But when I look at the world, actually, my biggest fear—and I think this is interesting for US listeners of yours, because generally Americans don’t look too broadly at the rest of the world, they tend to be very focused certainly in financial networks, they tend to be very focused on what’s going on in the US—I actually think the biggest risk is Europe. I look at European growth models—and we’ve talked about this—but these things continue to strengthen. And the inflation picture, actually, I think is just really going to rip.
And I was reading today how one of my peers was talking about how, for the fourth time, ECB’s going to have to upgrade their growth forecasts. Well, I just think they’re going to have to keep upgrading and upgrading their growth forecasts. And what I fear is that we’re on the cusp of a repeat of events that we saw in the spring of 2015. So, if you remember, at that point ECB had launched QE in the end of 2014, the DAX had ripped higher, and bund yields were locked at zero. And then, one day we walked in and the bund market finally said, screw this, I am repricing because what’s the point of holding bunds at zero, if the DAX is going through the stratosphere.”

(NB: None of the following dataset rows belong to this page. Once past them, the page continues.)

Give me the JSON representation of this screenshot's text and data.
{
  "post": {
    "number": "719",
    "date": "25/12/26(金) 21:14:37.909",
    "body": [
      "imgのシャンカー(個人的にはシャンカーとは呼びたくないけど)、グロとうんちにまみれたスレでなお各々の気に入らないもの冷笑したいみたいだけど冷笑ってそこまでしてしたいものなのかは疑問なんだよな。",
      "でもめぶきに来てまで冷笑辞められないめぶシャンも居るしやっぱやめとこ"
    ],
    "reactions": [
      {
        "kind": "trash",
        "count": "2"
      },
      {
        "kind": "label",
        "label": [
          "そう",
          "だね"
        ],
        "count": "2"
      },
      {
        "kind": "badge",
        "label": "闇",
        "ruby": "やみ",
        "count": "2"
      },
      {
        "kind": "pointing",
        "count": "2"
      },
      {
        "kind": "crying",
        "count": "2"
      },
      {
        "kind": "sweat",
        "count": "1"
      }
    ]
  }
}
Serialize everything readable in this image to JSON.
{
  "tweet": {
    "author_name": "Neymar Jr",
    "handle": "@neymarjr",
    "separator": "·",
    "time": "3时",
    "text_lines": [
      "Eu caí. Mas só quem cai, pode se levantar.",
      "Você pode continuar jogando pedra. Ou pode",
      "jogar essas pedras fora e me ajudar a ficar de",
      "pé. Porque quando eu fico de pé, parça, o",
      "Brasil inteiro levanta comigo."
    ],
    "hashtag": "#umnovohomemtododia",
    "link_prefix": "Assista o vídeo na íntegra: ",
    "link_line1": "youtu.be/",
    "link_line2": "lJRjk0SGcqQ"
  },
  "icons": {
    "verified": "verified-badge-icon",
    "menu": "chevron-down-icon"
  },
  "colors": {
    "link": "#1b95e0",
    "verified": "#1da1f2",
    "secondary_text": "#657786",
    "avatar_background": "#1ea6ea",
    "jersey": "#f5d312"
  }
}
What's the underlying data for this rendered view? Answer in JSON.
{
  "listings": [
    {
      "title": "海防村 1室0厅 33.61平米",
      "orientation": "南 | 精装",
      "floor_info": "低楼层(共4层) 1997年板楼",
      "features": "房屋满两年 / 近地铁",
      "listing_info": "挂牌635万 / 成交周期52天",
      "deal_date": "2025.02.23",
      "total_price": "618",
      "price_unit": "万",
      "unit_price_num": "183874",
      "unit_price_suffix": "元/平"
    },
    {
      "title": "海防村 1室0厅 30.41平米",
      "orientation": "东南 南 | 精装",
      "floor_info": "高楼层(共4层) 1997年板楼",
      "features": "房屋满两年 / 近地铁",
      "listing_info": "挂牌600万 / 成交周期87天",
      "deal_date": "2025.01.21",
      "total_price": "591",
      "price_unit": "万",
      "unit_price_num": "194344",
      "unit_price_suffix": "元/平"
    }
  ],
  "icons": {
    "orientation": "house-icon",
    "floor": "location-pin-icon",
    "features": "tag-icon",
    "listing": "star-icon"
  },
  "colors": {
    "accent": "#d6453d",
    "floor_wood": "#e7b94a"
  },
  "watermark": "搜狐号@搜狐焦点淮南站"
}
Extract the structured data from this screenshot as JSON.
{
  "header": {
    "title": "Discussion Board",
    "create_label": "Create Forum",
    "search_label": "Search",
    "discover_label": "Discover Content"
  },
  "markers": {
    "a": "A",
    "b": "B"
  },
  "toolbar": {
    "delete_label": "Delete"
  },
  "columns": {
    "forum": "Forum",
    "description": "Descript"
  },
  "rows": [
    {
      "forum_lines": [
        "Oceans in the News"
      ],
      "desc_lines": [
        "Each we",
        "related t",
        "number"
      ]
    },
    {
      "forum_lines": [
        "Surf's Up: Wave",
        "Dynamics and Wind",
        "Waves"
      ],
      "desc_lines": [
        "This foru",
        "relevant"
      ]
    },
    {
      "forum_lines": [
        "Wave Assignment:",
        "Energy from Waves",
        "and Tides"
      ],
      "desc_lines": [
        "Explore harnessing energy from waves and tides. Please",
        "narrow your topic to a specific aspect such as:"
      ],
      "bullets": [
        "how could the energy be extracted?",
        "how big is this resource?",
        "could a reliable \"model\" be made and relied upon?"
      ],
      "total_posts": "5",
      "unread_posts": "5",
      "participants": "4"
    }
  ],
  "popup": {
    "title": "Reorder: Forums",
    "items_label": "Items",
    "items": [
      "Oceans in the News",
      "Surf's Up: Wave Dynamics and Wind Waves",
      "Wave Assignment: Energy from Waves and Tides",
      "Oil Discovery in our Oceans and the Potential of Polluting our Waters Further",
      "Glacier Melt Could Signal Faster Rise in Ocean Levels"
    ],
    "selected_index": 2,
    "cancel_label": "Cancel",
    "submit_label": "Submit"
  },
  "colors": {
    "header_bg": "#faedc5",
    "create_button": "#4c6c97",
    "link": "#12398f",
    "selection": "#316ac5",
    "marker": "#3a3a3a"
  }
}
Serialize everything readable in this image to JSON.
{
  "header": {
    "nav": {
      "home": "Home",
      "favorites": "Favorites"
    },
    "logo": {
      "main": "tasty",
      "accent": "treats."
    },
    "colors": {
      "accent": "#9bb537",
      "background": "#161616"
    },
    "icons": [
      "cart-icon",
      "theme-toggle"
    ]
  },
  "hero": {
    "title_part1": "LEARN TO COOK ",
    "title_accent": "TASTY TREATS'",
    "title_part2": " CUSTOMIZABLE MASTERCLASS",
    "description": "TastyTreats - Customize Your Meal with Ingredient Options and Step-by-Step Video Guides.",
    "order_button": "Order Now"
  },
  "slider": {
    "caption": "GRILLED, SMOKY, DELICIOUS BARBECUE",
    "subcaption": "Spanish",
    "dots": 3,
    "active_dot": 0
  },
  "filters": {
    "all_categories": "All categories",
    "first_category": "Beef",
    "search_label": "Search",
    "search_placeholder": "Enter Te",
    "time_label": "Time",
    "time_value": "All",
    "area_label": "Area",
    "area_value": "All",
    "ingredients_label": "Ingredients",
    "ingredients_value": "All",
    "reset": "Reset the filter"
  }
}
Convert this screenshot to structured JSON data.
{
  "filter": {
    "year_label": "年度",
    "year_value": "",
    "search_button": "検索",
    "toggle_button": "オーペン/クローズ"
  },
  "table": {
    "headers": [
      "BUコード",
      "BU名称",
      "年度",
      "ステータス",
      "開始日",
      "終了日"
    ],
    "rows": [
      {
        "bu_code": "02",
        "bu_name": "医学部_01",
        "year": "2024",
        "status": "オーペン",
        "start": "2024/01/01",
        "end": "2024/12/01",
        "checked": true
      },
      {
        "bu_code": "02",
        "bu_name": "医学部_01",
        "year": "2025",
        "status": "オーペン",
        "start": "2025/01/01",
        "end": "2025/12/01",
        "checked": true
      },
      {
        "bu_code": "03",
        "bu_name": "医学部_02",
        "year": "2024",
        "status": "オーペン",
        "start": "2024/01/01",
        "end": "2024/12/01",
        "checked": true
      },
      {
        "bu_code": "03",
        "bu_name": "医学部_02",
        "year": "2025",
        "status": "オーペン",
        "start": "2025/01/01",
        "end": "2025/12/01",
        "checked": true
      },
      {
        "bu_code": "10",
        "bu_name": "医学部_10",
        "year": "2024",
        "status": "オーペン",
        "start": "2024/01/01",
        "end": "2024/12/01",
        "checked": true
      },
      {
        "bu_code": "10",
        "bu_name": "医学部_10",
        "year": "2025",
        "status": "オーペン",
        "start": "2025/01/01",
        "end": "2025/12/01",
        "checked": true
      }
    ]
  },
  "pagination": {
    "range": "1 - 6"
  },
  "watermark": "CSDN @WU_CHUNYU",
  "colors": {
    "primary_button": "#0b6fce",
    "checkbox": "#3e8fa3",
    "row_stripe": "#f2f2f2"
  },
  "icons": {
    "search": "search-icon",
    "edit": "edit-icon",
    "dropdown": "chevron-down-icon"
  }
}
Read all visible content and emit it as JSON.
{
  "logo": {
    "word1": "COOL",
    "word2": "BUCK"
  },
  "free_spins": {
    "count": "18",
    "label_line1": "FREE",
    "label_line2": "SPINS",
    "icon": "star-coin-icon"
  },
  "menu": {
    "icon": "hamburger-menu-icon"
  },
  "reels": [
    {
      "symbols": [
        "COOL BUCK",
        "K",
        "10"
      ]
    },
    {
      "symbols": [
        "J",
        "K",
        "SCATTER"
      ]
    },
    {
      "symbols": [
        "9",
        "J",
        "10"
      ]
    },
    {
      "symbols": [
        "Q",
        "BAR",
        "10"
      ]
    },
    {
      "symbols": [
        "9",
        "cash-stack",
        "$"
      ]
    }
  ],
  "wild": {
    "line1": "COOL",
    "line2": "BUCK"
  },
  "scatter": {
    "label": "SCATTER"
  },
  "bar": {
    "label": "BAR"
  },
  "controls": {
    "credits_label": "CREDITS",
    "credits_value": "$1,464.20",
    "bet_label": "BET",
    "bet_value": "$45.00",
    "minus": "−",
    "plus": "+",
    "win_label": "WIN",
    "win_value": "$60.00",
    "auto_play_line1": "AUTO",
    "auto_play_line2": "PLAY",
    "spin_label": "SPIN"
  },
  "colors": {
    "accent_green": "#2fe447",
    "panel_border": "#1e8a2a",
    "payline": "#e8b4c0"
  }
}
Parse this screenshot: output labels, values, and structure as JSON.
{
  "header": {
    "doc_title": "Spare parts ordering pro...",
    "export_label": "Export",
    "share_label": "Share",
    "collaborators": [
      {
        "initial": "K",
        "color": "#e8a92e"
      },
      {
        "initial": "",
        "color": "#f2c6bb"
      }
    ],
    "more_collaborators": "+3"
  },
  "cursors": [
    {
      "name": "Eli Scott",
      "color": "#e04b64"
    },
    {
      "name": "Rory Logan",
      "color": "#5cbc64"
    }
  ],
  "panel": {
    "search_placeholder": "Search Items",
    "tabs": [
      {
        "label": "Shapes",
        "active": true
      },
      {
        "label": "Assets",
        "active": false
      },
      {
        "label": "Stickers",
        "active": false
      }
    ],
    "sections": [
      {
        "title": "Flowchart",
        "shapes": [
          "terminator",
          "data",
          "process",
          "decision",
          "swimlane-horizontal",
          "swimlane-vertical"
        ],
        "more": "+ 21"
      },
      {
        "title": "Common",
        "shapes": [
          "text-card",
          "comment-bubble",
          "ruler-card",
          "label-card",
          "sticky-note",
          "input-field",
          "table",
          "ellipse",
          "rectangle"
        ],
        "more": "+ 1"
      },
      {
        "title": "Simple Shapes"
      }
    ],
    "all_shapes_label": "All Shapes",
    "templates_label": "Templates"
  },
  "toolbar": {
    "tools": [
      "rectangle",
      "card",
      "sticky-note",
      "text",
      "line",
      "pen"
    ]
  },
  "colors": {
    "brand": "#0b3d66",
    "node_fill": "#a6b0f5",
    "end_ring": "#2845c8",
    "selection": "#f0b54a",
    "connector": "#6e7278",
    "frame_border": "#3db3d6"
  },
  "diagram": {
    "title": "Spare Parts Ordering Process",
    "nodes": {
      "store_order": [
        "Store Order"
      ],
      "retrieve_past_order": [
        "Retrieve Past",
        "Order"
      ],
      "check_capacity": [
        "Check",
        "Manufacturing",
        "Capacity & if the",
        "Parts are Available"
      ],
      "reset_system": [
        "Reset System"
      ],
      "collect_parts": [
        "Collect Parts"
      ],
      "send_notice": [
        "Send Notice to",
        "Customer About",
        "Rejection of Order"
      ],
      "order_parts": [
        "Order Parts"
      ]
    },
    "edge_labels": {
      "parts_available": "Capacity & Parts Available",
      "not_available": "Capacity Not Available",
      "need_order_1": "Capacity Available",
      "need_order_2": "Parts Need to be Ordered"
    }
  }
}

Both men are also worried about how shifting demographics, notably how the aging baby boomer generation will impact markets. With the largest-ever wave of retirees set to leave the workforce in the next few years, equity markets are facing a terrifying transition: When millions of buyers are, for the first time, forced to sell.
You can listen to the podcast in full below:
While all eyes have been focused on the incessant rise in the price-weighted farce known as The Dow Jones Industrial Average, a funny thing happened in the 'real' market...
The S&P 500 went nowhere... 2474, 2473, 2473, 2470, 2477, 2478, 2475, 2472, 2470, 2476, 2478, 2472, 2477...
How unusual is this? Simple - it's never, ever (in 90 years of S&P history) happened before...
Since The Fed (et al.) began tinkering (red shaded box), markets have slowly (and now quickly) died.
Perhaps even more worrisome, Investors are positioning for more of the same...
There has never been a bigger speculative position tilted towards still-lower volatility...ever!